DATA LISTING START
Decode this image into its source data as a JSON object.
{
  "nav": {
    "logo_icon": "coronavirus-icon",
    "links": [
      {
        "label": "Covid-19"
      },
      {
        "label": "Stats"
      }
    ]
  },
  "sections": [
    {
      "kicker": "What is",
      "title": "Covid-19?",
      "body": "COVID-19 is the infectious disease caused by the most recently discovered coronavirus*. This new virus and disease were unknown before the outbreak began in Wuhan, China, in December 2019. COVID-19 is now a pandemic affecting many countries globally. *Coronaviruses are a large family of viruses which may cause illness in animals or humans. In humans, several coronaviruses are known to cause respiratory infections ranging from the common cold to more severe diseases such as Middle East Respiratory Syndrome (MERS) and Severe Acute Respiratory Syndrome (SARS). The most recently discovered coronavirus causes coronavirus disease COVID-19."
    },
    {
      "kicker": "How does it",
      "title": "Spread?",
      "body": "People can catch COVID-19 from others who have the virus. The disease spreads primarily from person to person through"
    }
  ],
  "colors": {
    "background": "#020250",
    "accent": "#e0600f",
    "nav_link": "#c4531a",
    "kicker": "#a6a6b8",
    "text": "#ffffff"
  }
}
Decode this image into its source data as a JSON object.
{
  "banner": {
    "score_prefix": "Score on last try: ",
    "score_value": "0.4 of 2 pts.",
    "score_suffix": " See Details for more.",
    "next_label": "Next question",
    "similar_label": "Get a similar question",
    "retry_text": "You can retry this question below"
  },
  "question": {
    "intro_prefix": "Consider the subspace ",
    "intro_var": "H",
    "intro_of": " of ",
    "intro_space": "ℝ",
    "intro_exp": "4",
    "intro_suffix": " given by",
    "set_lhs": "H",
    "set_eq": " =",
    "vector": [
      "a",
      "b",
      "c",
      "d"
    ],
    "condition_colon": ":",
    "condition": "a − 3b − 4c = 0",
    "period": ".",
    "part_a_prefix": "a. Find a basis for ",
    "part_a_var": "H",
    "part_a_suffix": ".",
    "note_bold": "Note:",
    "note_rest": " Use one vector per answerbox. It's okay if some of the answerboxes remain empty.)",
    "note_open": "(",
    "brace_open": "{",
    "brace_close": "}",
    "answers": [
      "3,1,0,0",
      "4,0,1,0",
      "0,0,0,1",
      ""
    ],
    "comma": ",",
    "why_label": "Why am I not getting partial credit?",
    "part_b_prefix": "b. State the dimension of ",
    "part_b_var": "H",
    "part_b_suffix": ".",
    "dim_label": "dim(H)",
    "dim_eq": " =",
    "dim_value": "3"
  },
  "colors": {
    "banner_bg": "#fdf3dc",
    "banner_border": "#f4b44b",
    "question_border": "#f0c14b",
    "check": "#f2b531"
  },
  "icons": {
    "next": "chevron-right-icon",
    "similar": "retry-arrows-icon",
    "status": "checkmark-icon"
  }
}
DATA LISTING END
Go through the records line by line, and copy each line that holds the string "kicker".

      "kicker": "What is",
      "kicker": "How does it",
    "kicker": "#a6a6b8",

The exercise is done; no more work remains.